A Washington Post op-ed argues that Ukraine's ability to deploy and make effective use of modern, automated, command-and-control systems to process intelligence and conduct operations has given it the advantage over the invaders. Such systems would be obvious targets for Russian cyber operations, and those indeed seem to have been attempted. CERT-UA reports that, over the weekend, it had detected attempts against its DELTA system, an automated situational awareness system. It's a phishing campaign that uses emails and instant messages that misrepresent themselves as spot reports, but which carry FateGrab/StealDeal information-collecting malware as their payloads. CERT-UA offers no attribution, and says it's been unable to link the campaign to any specific threat actor, but circumstantially at least it looks like a Russian operation.
FSB cyber operations against Ukraine.
Palo Alto Networks' Unit 42 reports that the FSB group Trident Ursa has been highly active lately against Ukrainian targets. "Since our last blog in early February covering the advanced persistent threat (APT) group Trident Ursa (aka Gamaredon, UAC-0010, Primitive Bear, Shuckworm), Ukraine and its cyber domain has faced ever-increasing threats from Russia. Trident Ursa is a group attributed by the Security Service of Ukraine to Russia’s Federal Security Service. As the conflict has continued on the ground and in cyberspace, Trident Ursa has been operating as a dedicated access creator and intelligence gatherer. Trident Ursa remains one of the most pervasive, intrusive, continuously active and focused APTs targeting Ukraine." As has often been the case, the FSB's operations are less sophisticated and more obvious than those of its sister Bears, but the FSB doesn't seem to care about this. In its conclusion Unit 42 writes:
- "Trident Ursa remains an agile and adaptive APT that does not use overly sophisticated or complex techniques in its operations. In most cases, they rely on publicly available tools and scripts – along with a significant amount of obfuscation – as well as routine phishing attempts to successfully execute their operations.
- "This group’s operations are regularly caught by researchers and government organizations, and yet they don’t seem to care. They simply add additional obfuscation, new domains and new techniques and try again – often even reusing previous samples.
- "Continuously operating in this way since at least 2014 with no sign of slowing down throughout this period of conflict, Trident Ursa continues to be successful. For all of these reasons, they remain a significant threat to Ukraine, one which Ukraine and its allies need to actively defend against."
Russian operations against space systems.
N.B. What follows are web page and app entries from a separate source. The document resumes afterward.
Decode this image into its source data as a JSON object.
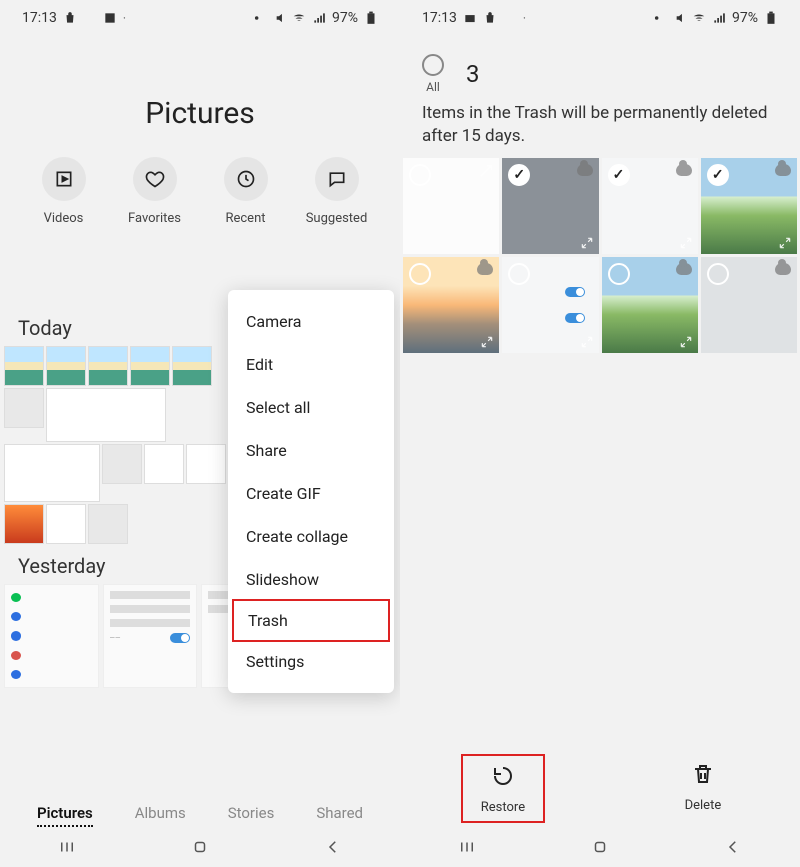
{
  "status": {
    "time": "17:13",
    "battery": "97%"
  },
  "left": {
    "title": "Pictures",
    "categories": [
      {
        "label": "Videos",
        "icon": "play-icon"
      },
      {
        "label": "Favorites",
        "icon": "heart-icon"
      },
      {
        "label": "Recent",
        "icon": "clock-icon"
      },
      {
        "label": "Suggested",
        "icon": "chat-icon"
      }
    ],
    "sections": {
      "today": "Today",
      "yesterday": "Yesterday"
    },
    "menu": [
      "Camera",
      "Edit",
      "Select all",
      "Share",
      "Create GIF",
      "Create collage",
      "Slideshow",
      "Trash",
      "Settings"
    ],
    "tabs": [
      {
        "label": "Pictures",
        "active": true
      },
      {
        "label": "Albums",
        "active": false
      },
      {
        "label": "Stories",
        "active": false
      },
      {
        "label": "Shared",
        "active": false
      }
    ]
  },
  "right": {
    "select_all_label": "All",
    "selected_count": "3",
    "message": "Items in the Trash will be permanently deleted after 15 days.",
    "actions": {
      "restore": "Restore",
      "delete": "Delete"
    }
  }
}
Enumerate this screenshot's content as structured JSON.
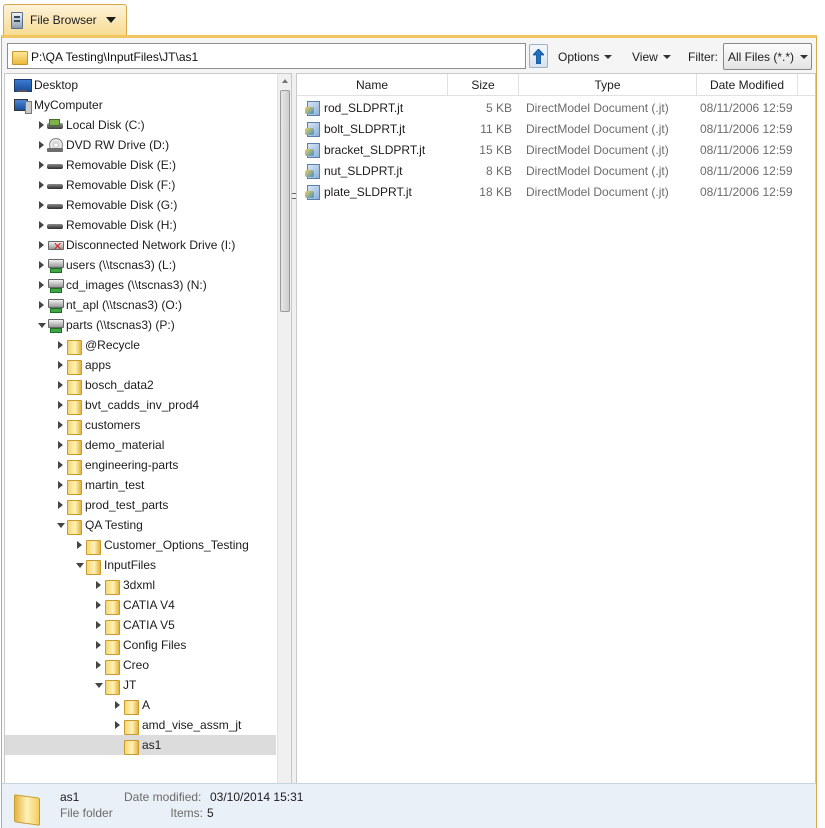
{
  "tab": {
    "label": "File Browser"
  },
  "toolbar": {
    "path": "P:\\QA Testing\\InputFiles\\JT\\as1",
    "options_label": "Options",
    "view_label": "View",
    "filter_label": "Filter:",
    "filter_value": "All Files (*.*)"
  },
  "tree": [
    {
      "label": "Desktop",
      "icon": "desktop-icon",
      "depth": 0,
      "state": "none"
    },
    {
      "label": "MyComputer",
      "icon": "computer-icon",
      "depth": 0,
      "state": "expanded"
    },
    {
      "label": "Local Disk (C:)",
      "icon": "drive-icon",
      "depth": 1,
      "state": "collapsed"
    },
    {
      "label": "DVD RW Drive (D:)",
      "icon": "dvd-icon",
      "depth": 1,
      "state": "collapsed"
    },
    {
      "label": "Removable Disk (E:)",
      "icon": "removable-disk-icon",
      "depth": 1,
      "state": "collapsed"
    },
    {
      "label": "Removable Disk (F:)",
      "icon": "removable-disk-icon",
      "depth": 1,
      "state": "collapsed"
    },
    {
      "label": "Removable Disk (G:)",
      "icon": "removable-disk-icon",
      "depth": 1,
      "state": "collapsed"
    },
    {
      "label": "Removable Disk (H:)",
      "icon": "removable-disk-icon",
      "depth": 1,
      "state": "collapsed"
    },
    {
      "label": "Disconnected Network Drive (I:)",
      "icon": "disconnected-drive-icon",
      "depth": 1,
      "state": "collapsed"
    },
    {
      "label": "users (\\\\tscnas3) (L:)",
      "icon": "network-drive-icon",
      "depth": 1,
      "state": "collapsed"
    },
    {
      "label": "cd_images (\\\\tscnas3) (N:)",
      "icon": "network-drive-icon",
      "depth": 1,
      "state": "collapsed"
    },
    {
      "label": "nt_apl (\\\\tscnas3) (O:)",
      "icon": "network-drive-icon",
      "depth": 1,
      "state": "collapsed"
    },
    {
      "label": "parts (\\\\tscnas3) (P:)",
      "icon": "network-drive-icon",
      "depth": 1,
      "state": "expanded"
    },
    {
      "label": "@Recycle",
      "icon": "folder-icon",
      "depth": 2,
      "state": "collapsed"
    },
    {
      "label": "apps",
      "icon": "folder-icon",
      "depth": 2,
      "state": "collapsed"
    },
    {
      "label": "bosch_data2",
      "icon": "folder-icon",
      "depth": 2,
      "state": "collapsed"
    },
    {
      "label": "bvt_cadds_inv_prod4",
      "icon": "folder-icon",
      "depth": 2,
      "state": "collapsed"
    },
    {
      "label": "customers",
      "icon": "folder-icon",
      "depth": 2,
      "state": "collapsed"
    },
    {
      "label": "demo_material",
      "icon": "folder-icon",
      "depth": 2,
      "state": "collapsed"
    },
    {
      "label": "engineering-parts",
      "icon": "folder-icon",
      "depth": 2,
      "state": "collapsed"
    },
    {
      "label": "martin_test",
      "icon": "folder-icon",
      "depth": 2,
      "state": "collapsed"
    },
    {
      "label": "prod_test_parts",
      "icon": "folder-icon",
      "depth": 2,
      "state": "collapsed"
    },
    {
      "label": "QA Testing",
      "icon": "folder-icon",
      "depth": 2,
      "state": "expanded"
    },
    {
      "label": "Customer_Options_Testing",
      "icon": "folder-icon",
      "depth": 3,
      "state": "collapsed"
    },
    {
      "label": "InputFiles",
      "icon": "folder-icon",
      "depth": 3,
      "state": "expanded"
    },
    {
      "label": "3dxml",
      "icon": "folder-icon",
      "depth": 4,
      "state": "collapsed"
    },
    {
      "label": "CATIA V4",
      "icon": "folder-icon",
      "depth": 4,
      "state": "collapsed"
    },
    {
      "label": "CATIA V5",
      "icon": "folder-icon",
      "depth": 4,
      "state": "collapsed"
    },
    {
      "label": "Config Files",
      "icon": "folder-icon",
      "depth": 4,
      "state": "collapsed"
    },
    {
      "label": "Creo",
      "icon": "folder-icon",
      "depth": 4,
      "state": "collapsed"
    },
    {
      "label": "JT",
      "icon": "folder-icon",
      "depth": 4,
      "state": "expanded"
    },
    {
      "label": "A",
      "icon": "folder-icon",
      "depth": 5,
      "state": "collapsed"
    },
    {
      "label": "amd_vise_assm_jt",
      "icon": "folder-icon",
      "depth": 5,
      "state": "collapsed"
    },
    {
      "label": "as1",
      "icon": "folder-icon",
      "depth": 5,
      "state": "none",
      "selected": true
    }
  ],
  "file_list": {
    "columns": [
      "Name",
      "Size",
      "Type",
      "Date Modified"
    ],
    "rows": [
      {
        "name": "rod_SLDPRT.jt",
        "size": "5 KB",
        "type": "DirectModel Document (.jt)",
        "date": "08/11/2006 12:59"
      },
      {
        "name": "bolt_SLDPRT.jt",
        "size": "11 KB",
        "type": "DirectModel Document (.jt)",
        "date": "08/11/2006 12:59"
      },
      {
        "name": "bracket_SLDPRT.jt",
        "size": "15 KB",
        "type": "DirectModel Document (.jt)",
        "date": "08/11/2006 12:59"
      },
      {
        "name": "nut_SLDPRT.jt",
        "size": "8 KB",
        "type": "DirectModel Document (.jt)",
        "date": "08/11/2006 12:59"
      },
      {
        "name": "plate_SLDPRT.jt",
        "size": "18 KB",
        "type": "DirectModel Document (.jt)",
        "date": "08/11/2006 12:59"
      }
    ]
  },
  "details": {
    "name": "as1",
    "type": "File folder",
    "modified_label": "Date modified:",
    "modified_value": "03/10/2014 15:31",
    "items_label": "Items:",
    "items_value": "5"
  },
  "colors": {
    "tab_accent": "#f2c65f",
    "selection": "#dcdcdc",
    "details_bg": "#eaf0f7"
  }
}
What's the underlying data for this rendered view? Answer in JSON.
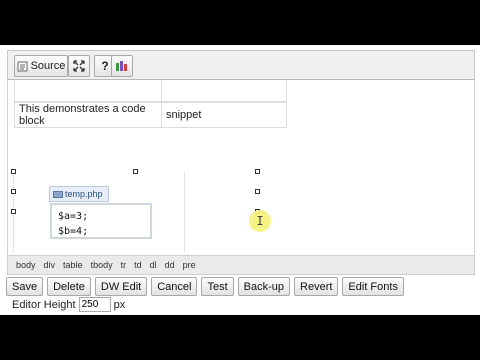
{
  "toolbar": {
    "source_label": "Source",
    "maximize_icon": "maximize-icon",
    "help_label": "?",
    "plugin_icon": "php-code-icon"
  },
  "editor": {
    "table_row": [
      "This demonstrates a code block",
      "snippet"
    ],
    "file_tab_label": "temp.php",
    "code_lines": [
      "$a=3;",
      "$b=4;"
    ]
  },
  "path": [
    "body",
    "div",
    "table",
    "tbody",
    "tr",
    "td",
    "dl",
    "dd",
    "pre"
  ],
  "actions": [
    "Save",
    "Delete",
    "DW Edit",
    "Cancel",
    "Test",
    "Back-up",
    "Revert",
    "Edit Fonts"
  ],
  "height": {
    "label": "Editor Height",
    "value": "250",
    "unit": "px"
  }
}
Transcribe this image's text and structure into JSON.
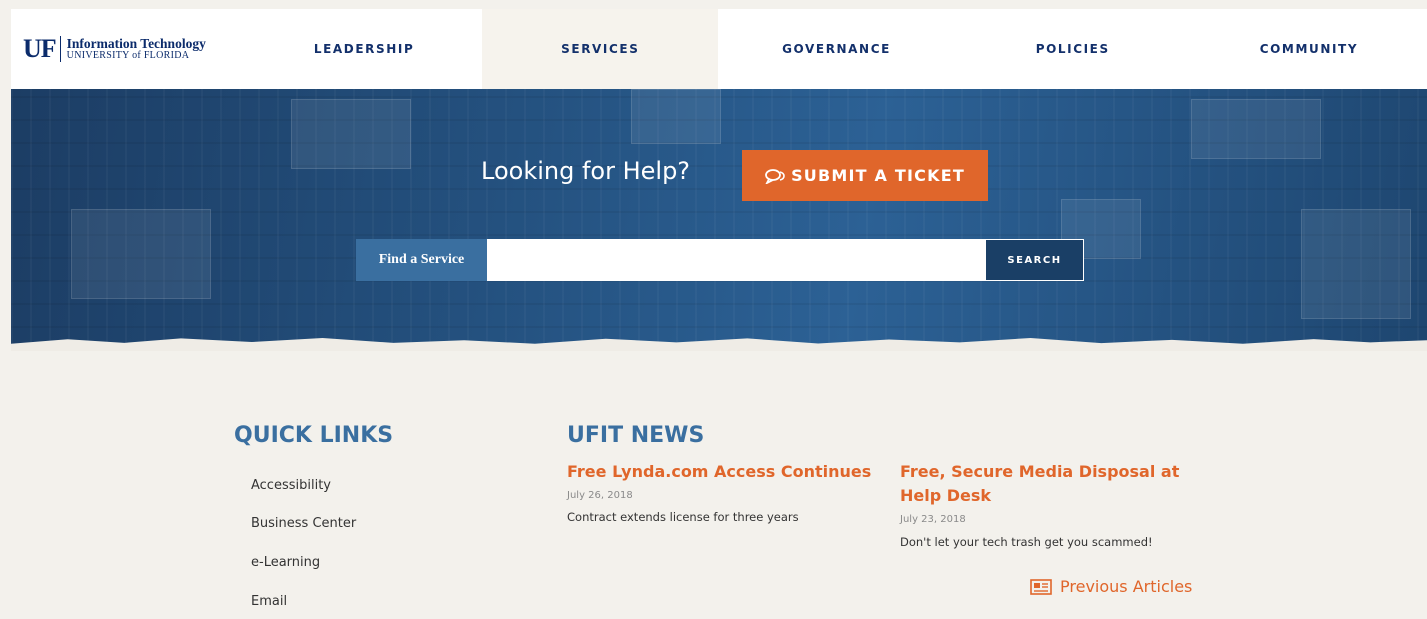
{
  "logo": {
    "mark": "UF",
    "line1": "Information Technology",
    "line2": "UNIVERSITY of FLORIDA"
  },
  "nav": {
    "items": [
      {
        "label": "LEADERSHIP"
      },
      {
        "label": "SERVICES"
      },
      {
        "label": "GOVERNANCE"
      },
      {
        "label": "POLICIES"
      },
      {
        "label": "COMMUNITY"
      }
    ],
    "active": "SERVICES"
  },
  "hero": {
    "help_title": "Looking for Help?",
    "ticket_button": "SUBMIT A TICKET",
    "search": {
      "label": "Find a Service",
      "value": "",
      "placeholder": "",
      "button": "SEARCH"
    }
  },
  "quick_links": {
    "title": "QUICK LINKS",
    "items": [
      "Accessibility",
      "Business Center",
      "e-Learning",
      "Email"
    ]
  },
  "news": {
    "title": "UFIT NEWS",
    "articles": [
      {
        "title": "Free Lynda.com Access Continues",
        "date": "July 26, 2018",
        "summary": "Contract extends license for three years"
      },
      {
        "title_line1": "Free, Secure Media Disposal at",
        "title_line2": "Help Desk",
        "date": "July 23, 2018",
        "summary": "Don't let your tech trash get you scammed!"
      }
    ],
    "previous_link": "Previous Articles"
  },
  "icons": {
    "ticket": "chat-bubbles-icon",
    "previous": "newspaper-icon"
  },
  "colors": {
    "navy": "#13306b",
    "accent_orange": "#e0662b",
    "blue": "#3a6fa0",
    "page_bg": "#f3f1ec"
  }
}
Little additional information has emerged on Russian efforts to compromise US space systems beyond what CyberScoop reported Friday. Signs point to APT28 (GRU's Fancy Bear): "While details of the attack are scant, researchers blamed the incident on the Russian military group known as Fancy Bear, or APT28. It involved a satellite communications provider with customers in U.S. critical infrastructure sectors." Former Chairman of the U.S. House Intelligence Committee Mike Rogers thinks the reports foreshadow possible Russian retaliation for continued US support of Ukraine. “Russia’s hacking is not anything new, but it is indicative of how—should it wish—Moscow could retaliate against the U.S. for its support of Ukraine," he said in emailed comments. "If Russia were to attack satellite networks, it could have devastating effects on Americans. Nearly every aspect of daily life relies on services from space—from GPS tracking of packages to the timing signals used by gas stations and ATMs. The Biden Administration and U.S. Congress must work aggressively to protect our space assets and defend this central component of our national and economic security that we all-too-often take for granted.”